“What about a free dinner with no strings attached?”
“Not wanting to take a hint, huh?”
“Let’s just say you’ve gained my interest.”
Letting the game end, Gemma heads for another game that is far in the back and ignored by the kids. The images on the sides have been drawn on, the visible parts having become faded and cracked long ago. It is an old action game with joysticks that click and buttons that have managed to retain their vivid colors. The token comes out of the return slot twice before the machine finally keeps it and brings her to the character screen. A dark spot in the top right of the screen makes it impossible for her to see how many lives she has left. Unsurprisingly, Roy joins the game without asking and relaxes now that they are in a more secluded spot.
“I don’t believe your story,” Gemma states as she pounds an attack button that works only half of the time. She can feel something crunch below the console and the controls become more responsive. “You have a gun hidden under your shirt, but no badge. The outline on your back pocket looks like handcuffs. I checked what local conventions there were this week to see who would be around the hotel. Nothing for dentists. Care to try again?”
“Hard to imagine you pissing someone off enough to get put on vacation,” Roy replies with a smirk. He pulls out his wallet and flips it open to show a private investigator license. “I’ve been hired by some people in Las Vegas to look into Dawn Addison. They think she’s responsible for their friends and family disappearing. Not to mention a lot of money, but only one of my many clients cares about that. I’ve been at this place for a week with no luck. Then you show up and strange things begin happening. To be honest, I didn’t think you were involved until I saw you spend today staring at our mutual friend. Odd since I thought that chef was responsible for the killings.”

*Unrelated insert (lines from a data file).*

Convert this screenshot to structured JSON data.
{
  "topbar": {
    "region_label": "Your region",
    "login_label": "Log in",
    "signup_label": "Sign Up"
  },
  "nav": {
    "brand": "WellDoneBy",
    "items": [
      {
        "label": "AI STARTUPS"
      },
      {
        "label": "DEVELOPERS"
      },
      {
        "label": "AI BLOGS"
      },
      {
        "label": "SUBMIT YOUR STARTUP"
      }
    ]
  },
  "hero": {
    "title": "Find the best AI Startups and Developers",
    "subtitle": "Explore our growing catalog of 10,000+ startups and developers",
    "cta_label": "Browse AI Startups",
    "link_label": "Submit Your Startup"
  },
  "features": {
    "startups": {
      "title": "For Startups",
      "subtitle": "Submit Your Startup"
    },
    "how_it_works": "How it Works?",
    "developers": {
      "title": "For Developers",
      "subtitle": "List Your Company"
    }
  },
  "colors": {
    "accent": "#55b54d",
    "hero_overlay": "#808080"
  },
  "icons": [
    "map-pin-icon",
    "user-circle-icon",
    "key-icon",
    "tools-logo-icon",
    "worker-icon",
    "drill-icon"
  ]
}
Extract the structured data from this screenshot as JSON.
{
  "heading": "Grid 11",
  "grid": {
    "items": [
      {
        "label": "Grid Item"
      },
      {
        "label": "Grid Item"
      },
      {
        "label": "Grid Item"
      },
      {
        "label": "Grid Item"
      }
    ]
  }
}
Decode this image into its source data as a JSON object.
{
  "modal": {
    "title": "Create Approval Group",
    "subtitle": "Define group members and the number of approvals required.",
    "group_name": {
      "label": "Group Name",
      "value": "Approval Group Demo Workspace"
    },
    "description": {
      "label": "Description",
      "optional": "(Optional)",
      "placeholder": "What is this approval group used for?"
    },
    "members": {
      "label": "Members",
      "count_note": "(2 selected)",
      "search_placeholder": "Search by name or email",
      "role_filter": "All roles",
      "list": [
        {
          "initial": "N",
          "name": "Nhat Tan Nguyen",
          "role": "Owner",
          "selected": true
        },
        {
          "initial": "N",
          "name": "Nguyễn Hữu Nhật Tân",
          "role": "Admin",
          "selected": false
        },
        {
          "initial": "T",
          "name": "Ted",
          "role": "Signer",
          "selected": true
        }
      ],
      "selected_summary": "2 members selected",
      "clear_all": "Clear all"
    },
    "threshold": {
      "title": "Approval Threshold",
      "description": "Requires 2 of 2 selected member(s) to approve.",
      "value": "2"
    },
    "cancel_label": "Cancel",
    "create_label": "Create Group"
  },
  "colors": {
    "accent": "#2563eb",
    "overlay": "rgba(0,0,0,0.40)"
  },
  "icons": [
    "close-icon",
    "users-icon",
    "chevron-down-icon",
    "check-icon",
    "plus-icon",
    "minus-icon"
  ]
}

“Not everything is as it seems, Mr. Caro,” the detective replies, her tongue sticking out as she focuses on the game. With a hum, the screen wavers for an instant that costs her a life and another token. “I believe Ms. Addison is responsible for the deaths and disappearance. I pushed too hard, got in trouble, and she invited me to stay here. That’s all I’m willing to share with you right now.”
Roy stops playing and eats as tick of gum while he watches his character die. “How about we spend the day together? Then you can decide on sharing the story with me when I treat you to dinner.”
“I’m putting everything I eat and drink on Ms. Addison’s tab,” Gemma says, giving up on the games. Walking toward the exit, she hands her remaining tokens to a little girl that is arguing with her brother. “So a change of plans. You and I will hang out today. If my partner at the precinct tells me that you are who you say you are then we have dinner. Forget chivalry here and enjoy doing a financial flip off to the woman you’re after.”
“You seem oddly accommodating.”
“I work better when I have someone to talk to.”
“What exactly are you involved in?”
“The case of both our lives.”
Roy offers his arm when they come to the stairs, which results in him getting left behind as Gemma takes the steps by twos. Coming to the busy lobby, the pair stop when they see Dawn staring at them from the front desk. The hotelier scratches the corner of her lips before giving one of the clerks a kiss on the cheek. Grabbing several random bags as she goes, the fast-walking woman hurries to her private elevator. Hurling the luggage inside, Dawn walks backwards to keep an eye on Gemma and Roy. They can still sense her staring at them after the doors close and a faint rumble shakes the hotel.